● WHAT YOU HAVE TO DO
Print the data exactly. Pictures stay out.
══ RECORDS TO PROCESS
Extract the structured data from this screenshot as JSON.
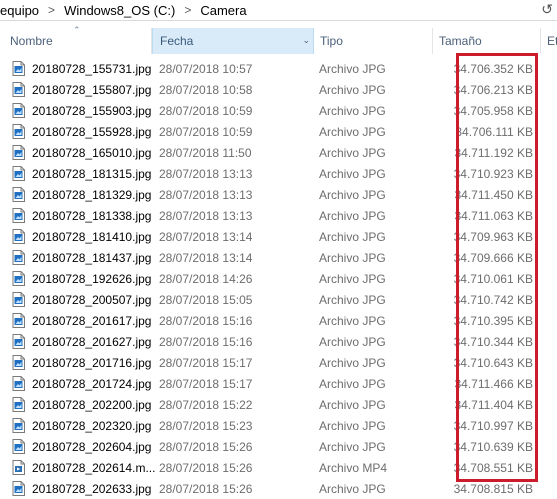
{
  "address": {
    "crumbs": [
      "equipo",
      "Windows8_OS (C:)",
      "Camera"
    ],
    "separator": ">"
  },
  "columns": {
    "nombre": "Nombre",
    "fecha": "Fecha",
    "tipo": "Tipo",
    "tamano": "Tamaño",
    "etiquetas": "Et"
  },
  "files": [
    {
      "name": "20180728_155731.jpg",
      "date": "28/07/2018 10:57",
      "type": "Archivo JPG",
      "size": "34.706.352 KB",
      "icon": "jpg-file-icon"
    },
    {
      "name": "20180728_155807.jpg",
      "date": "28/07/2018 10:58",
      "type": "Archivo JPG",
      "size": "34.706.213 KB",
      "icon": "jpg-file-icon"
    },
    {
      "name": "20180728_155903.jpg",
      "date": "28/07/2018 10:59",
      "type": "Archivo JPG",
      "size": "34.705.958 KB",
      "icon": "jpg-file-icon"
    },
    {
      "name": "20180728_155928.jpg",
      "date": "28/07/2018 10:59",
      "type": "Archivo JPG",
      "size": "34.706.111 KB",
      "icon": "jpg-file-icon"
    },
    {
      "name": "20180728_165010.jpg",
      "date": "28/07/2018 11:50",
      "type": "Archivo JPG",
      "size": "34.711.192 KB",
      "icon": "jpg-file-icon"
    },
    {
      "name": "20180728_181315.jpg",
      "date": "28/07/2018 13:13",
      "type": "Archivo JPG",
      "size": "34.710.923 KB",
      "icon": "jpg-file-icon"
    },
    {
      "name": "20180728_181329.jpg",
      "date": "28/07/2018 13:13",
      "type": "Archivo JPG",
      "size": "34.711.450 KB",
      "icon": "jpg-file-icon"
    },
    {
      "name": "20180728_181338.jpg",
      "date": "28/07/2018 13:13",
      "type": "Archivo JPG",
      "size": "34.711.063 KB",
      "icon": "jpg-file-icon"
    },
    {
      "name": "20180728_181410.jpg",
      "date": "28/07/2018 13:14",
      "type": "Archivo JPG",
      "size": "34.709.963 KB",
      "icon": "jpg-file-icon"
    },
    {
      "name": "20180728_181437.jpg",
      "date": "28/07/2018 13:14",
      "type": "Archivo JPG",
      "size": "34.709.666 KB",
      "icon": "jpg-file-icon"
    },
    {
      "name": "20180728_192626.jpg",
      "date": "28/07/2018 14:26",
      "type": "Archivo JPG",
      "size": "34.710.061 KB",
      "icon": "jpg-file-icon"
    },
    {
      "name": "20180728_200507.jpg",
      "date": "28/07/2018 15:05",
      "type": "Archivo JPG",
      "size": "34.710.742 KB",
      "icon": "jpg-file-icon"
    },
    {
      "name": "20180728_201617.jpg",
      "date": "28/07/2018 15:16",
      "type": "Archivo JPG",
      "size": "34.710.395 KB",
      "icon": "jpg-file-icon"
    },
    {
      "name": "20180728_201627.jpg",
      "date": "28/07/2018 15:16",
      "type": "Archivo JPG",
      "size": "34.710.344 KB",
      "icon": "jpg-file-icon"
    },
    {
      "name": "20180728_201716.jpg",
      "date": "28/07/2018 15:17",
      "type": "Archivo JPG",
      "size": "34.710.643 KB",
      "icon": "jpg-file-icon"
    },
    {
      "name": "20180728_201724.jpg",
      "date": "28/07/2018 15:17",
      "type": "Archivo JPG",
      "size": "34.711.466 KB",
      "icon": "jpg-file-icon"
    },
    {
      "name": "20180728_202200.jpg",
      "date": "28/07/2018 15:22",
      "type": "Archivo JPG",
      "size": "34.711.404 KB",
      "icon": "jpg-file-icon"
    },
    {
      "name": "20180728_202320.jpg",
      "date": "28/07/2018 15:23",
      "type": "Archivo JPG",
      "size": "34.710.997 KB",
      "icon": "jpg-file-icon"
    },
    {
      "name": "20180728_202604.jpg",
      "date": "28/07/2018 15:26",
      "type": "Archivo JPG",
      "size": "34.710.639 KB",
      "icon": "jpg-file-icon"
    },
    {
      "name": "20180728_202614.m...",
      "date": "28/07/2018 15:26",
      "type": "Archivo MP4",
      "size": "34.708.551 KB",
      "icon": "mp4-file-icon"
    },
    {
      "name": "20180728_202633.jpg",
      "date": "28/07/2018 15:26",
      "type": "Archivo JPG",
      "size": "34.708.815 KB",
      "icon": "jpg-file-icon"
    }
  ],
  "colors": {
    "highlight": "#cc1b2a",
    "sorted_header_bg": "#d9ebf9",
    "header_text": "#4c607a",
    "secondary_text": "#6d6d6d"
  }
}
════
● ANSWER TO THIS EXERCISE
Extract the structured data from this screenshot as JSON.
{
  "address": {
    "crumbs": [
      "equipo",
      "Windows8_OS (C:)",
      "Camera"
    ],
    "separator": ">"
  },
  "columns": {
    "nombre": "Nombre",
    "fecha": "Fecha",
    "tipo": "Tipo",
    "tamano": "Tamaño",
    "etiquetas": "Et"
  },
  "files": [
    {
      "name": "20180728_155731.jpg",
      "date": "28/07/2018 10:57",
      "type": "Archivo JPG",
      "size": "34.706.352 KB",
      "icon": "jpg-file-icon"
    },
    {
      "name": "20180728_155807.jpg",
      "date": "28/07/2018 10:58",
      "type": "Archivo JPG",
      "size": "34.706.213 KB",
      "icon": "jpg-file-icon"
    },
    {
      "name": "20180728_155903.jpg",
      "date": "28/07/2018 10:59",
      "type": "Archivo JPG",
      "size": "34.705.958 KB",
      "icon": "jpg-file-icon"
    },
    {
      "name": "20180728_155928.jpg",
      "date": "28/07/2018 10:59",
      "type": "Archivo JPG",
      "size": "34.706.111 KB",
      "icon": "jpg-file-icon"
    },
    {
      "name": "20180728_165010.jpg",
      "date": "28/07/2018 11:50",
      "type": "Archivo JPG",
      "size": "34.711.192 KB",
      "icon": "jpg-file-icon"
    },
    {
      "name": "20180728_181315.jpg",
      "date": "28/07/2018 13:13",
      "type": "Archivo JPG",
      "size": "34.710.923 KB",
      "icon": "jpg-file-icon"
    },
    {
      "name": "20180728_181329.jpg",
      "date": "28/07/2018 13:13",
      "type": "Archivo JPG",
      "size": "34.711.450 KB",
      "icon": "jpg-file-icon"
    },
    {
      "name": "20180728_181338.jpg",
      "date": "28/07/2018 13:13",
      "type": "Archivo JPG",
      "size": "34.711.063 KB",
      "icon": "jpg-file-icon"
    },
    {
      "name": "20180728_181410.jpg",
      "date": "28/07/2018 13:14",
      "type": "Archivo JPG",
      "size": "34.709.963 KB",
      "icon": "jpg-file-icon"
    },
    {
      "name": "20180728_181437.jpg",
      "date": "28/07/2018 13:14",
      "type": "Archivo JPG",
      "size": "34.709.666 KB",
      "icon": "jpg-file-icon"
    },
    {
      "name": "20180728_192626.jpg",
      "date": "28/07/2018 14:26",
      "type": "Archivo JPG",
      "size": "34.710.061 KB",
      "icon": "jpg-file-icon"
    },
    {
      "name": "20180728_200507.jpg",
      "date": "28/07/2018 15:05",
      "type": "Archivo JPG",
      "size": "34.710.742 KB",
      "icon": "jpg-file-icon"
    },
    {
      "name": "20180728_201617.jpg",
      "date": "28/07/2018 15:16",
      "type": "Archivo JPG",
      "size": "34.710.395 KB",
      "icon": "jpg-file-icon"
    },
    {
      "name": "20180728_201627.jpg",
      "date": "28/07/2018 15:16",
      "type": "Archivo JPG",
      "size": "34.710.344 KB",
      "icon": "jpg-file-icon"
    },
    {
      "name": "20180728_201716.jpg",
      "date": "28/07/2018 15:17",
      "type": "Archivo JPG",
      "size": "34.710.643 KB",
      "icon": "jpg-file-icon"
    },
    {
      "name": "20180728_201724.jpg",
      "date": "28/07/2018 15:17",
      "type": "Archivo JPG",
      "size": "34.711.466 KB",
      "icon": "jpg-file-icon"
    },
    {
      "name": "20180728_202200.jpg",
      "date": "28/07/2018 15:22",
      "type": "Archivo JPG",
      "size": "34.711.404 KB",
      "icon": "jpg-file-icon"
    },
    {
      "name": "20180728_202320.jpg",
      "date": "28/07/2018 15:23",
      "type": "Archivo JPG",
      "size": "34.710.997 KB",
      "icon": "jpg-file-icon"
    },
    {
      "name": "20180728_202604.jpg",
      "date": "28/07/2018 15:26",
      "type": "Archivo JPG",
      "size": "34.710.639 KB",
      "icon": "jpg-file-icon"
    },
    {
      "name": "20180728_202614.m...",
      "date": "28/07/2018 15:26",
      "type": "Archivo MP4",
      "size": "34.708.551 KB",
      "icon": "mp4-file-icon"
    },
    {
      "name": "20180728_202633.jpg",
      "date": "28/07/2018 15:26",
      "type": "Archivo JPG",
      "size": "34.708.815 KB",
      "icon": "jpg-file-icon"
    }
  ],
  "colors": {
    "highlight": "#cc1b2a",
    "sorted_header_bg": "#d9ebf9",
    "header_text": "#4c607a",
    "secondary_text": "#6d6d6d"
  }
}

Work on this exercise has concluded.